The text speaks of “A-ha-ab-bu Sir-ila-aa”, which the Franco-German Assyriologist Julius Oppert translated as “Acab from Israel” (Histoire des Empires de Chaldée et d’Assyrie, 1865). Seven years later another prestigious German orientalist, Eberhard Schrader, wrote in his book Die Keilinschriften und das Alte Testament (Cuneiform Inscriptions and Old Testament) that the name Sir-ila-a referring to Israel was something unprecedented in the inscriptions of the time, something that many took advantage of to question its veracity and propose in exchange that the correct translation for A-ha-ab would be “king”; This is the opinion of specialists such as George Smith and Daniel Henry Haigh or even more recent ones such as Werner Gugler or Adam van der Woude.
However, Schrader concluded that Oppert was right in arguing that Ahab Sir’lit could be Ajab of Israel if we take into account that in other inscriptions the names of the monarchs appeared associated with their country, something that was even evident in that stele with Ben-hadad of Damascus. But that did not convince the critics, who further argued that the size of Ajab’s forces described in the monolith (10,000 infants and 2,000 war chariots) was excessive for a kingdom of the size that Israel would then be.
An Israel that, at that time, is not named like that anywhere else but as the Land of Omri or even Samaria. Of course, it was not uncommon for the same place to be known in two different ways, so the issue continued to entangle itself, even in the actual stele of Shalmaneser III. The truth is that until then only partial transcriptions of the text were used, and the first complete transcription did not arrive until 1887, the work of the scholar James Alexander Craig. This made it possible to study it further and new theories arose.
One of them suggests that the scribes might have made a mistake in making the inscription, putting an extra zero in the number of chariots and thus resulting in 2,000 instead of 200, which would be a more logical figure.
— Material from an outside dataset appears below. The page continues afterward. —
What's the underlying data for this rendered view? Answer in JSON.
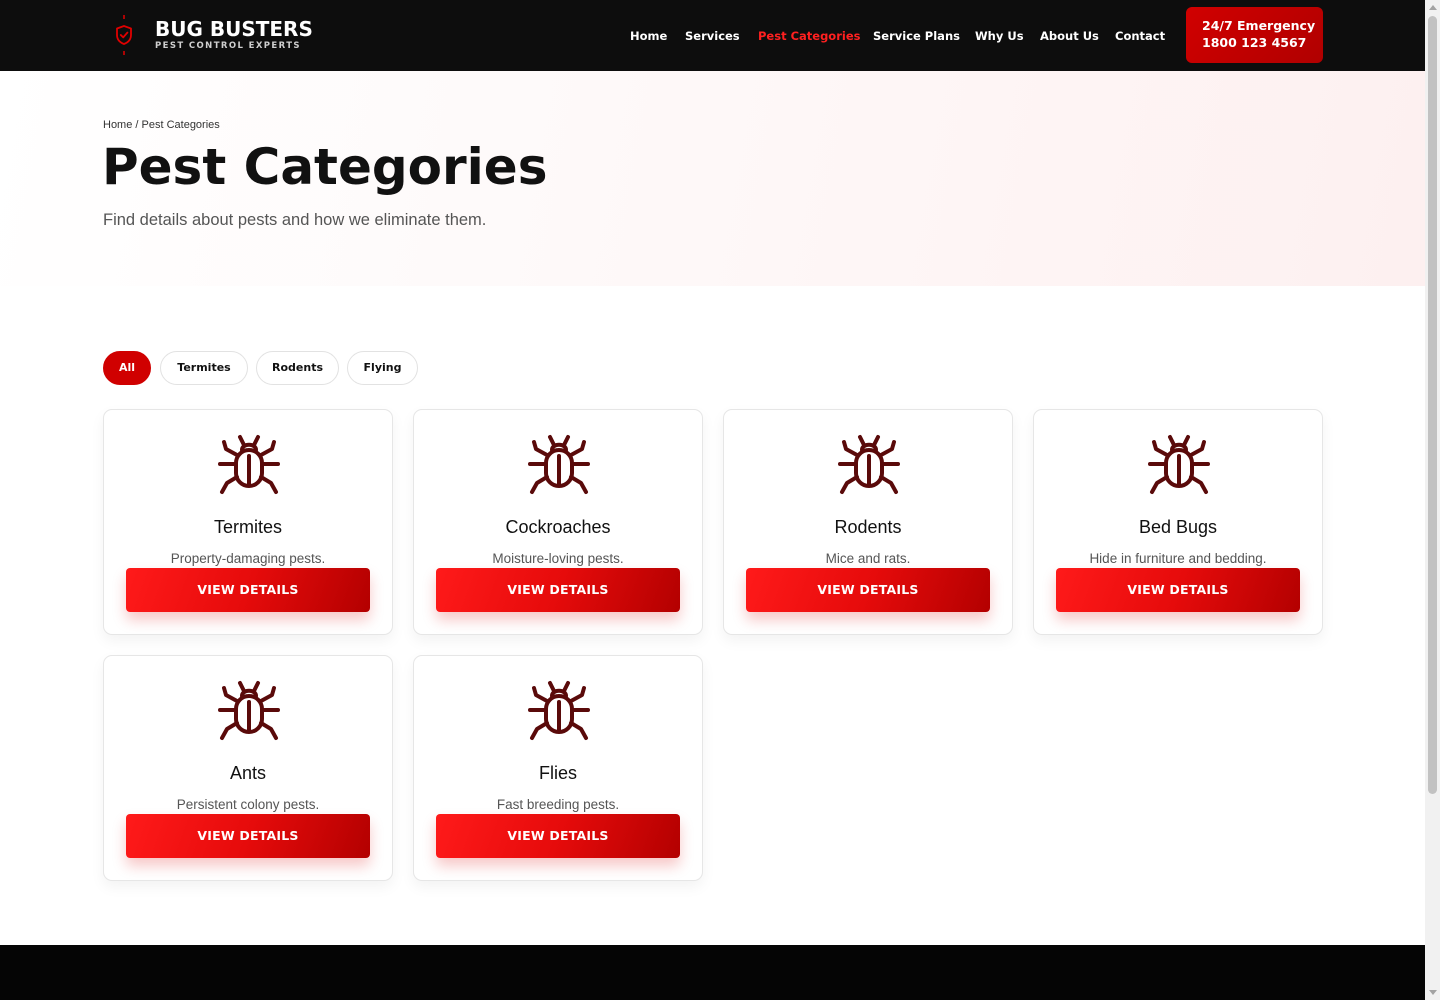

It would be endorsed by other errors found in the wording, such as having written Gu-a-a (the neo-Hittite city of Que) instead of Gu-bal-a-a (the Phoenician Biblos, then tributary of Assyria), which is a geographical absurdity because the first is very far away, in Cilicia. Of course, it could also have been a deliberate exaggeration to extol the merit of Shalmaneser in facing such a great enemy.
Another considerable misprint would be that, according to the text, the Assyrian king faced an alliance of twelve monarchs when there should be eleven. The difference is that perhaps the scribe confuses his name -it says Ba’sa, the man from Bit-Ruhubi, the Ammonite- with Beth-Rehob, a locality in southern Syria, and Ammon, another located in Transjordan.
What’s the right explanation? Well, there isn’t really one at the moment, as the question remains unclear. Meanwhile, Kurkh’s Monolith is considered to contain one of the first explicit allusions to Israel (along with those of the stelae of Merneptah, Tel Dan and Mesha), perhaps already counting with vassal states such as Moab, Edom and Judah. It is also the first one that refers to the thousand camels of the Arab Gindibu. By the way, Shalmaneser had to renounce moving forward, but in 845 B.C. the Assyrians defeated the coalition and turned Israel into a tributary kingdom to later seize Anatolia, laying the foundations of the powerful empire that would come afterwards.
Sources: Los imperios del antiguo oriente. La primera mitad del primer milenio (Elena Cassin)/The crisis of Israelite religion: transformation of religious tradition in Exilic and Post-Exilic times (VVAA)/The Israelites in History and Tradition (Niels Peter Lemche)/Ancient Syria: A Three Thousand Year History (Trevor Bryce)/The Great Armies of Antiquity (Richard A. Gabriel)/Black Obelisk of Shalmaneser II (Mcadams.posc.mu.edu)/Wikipedia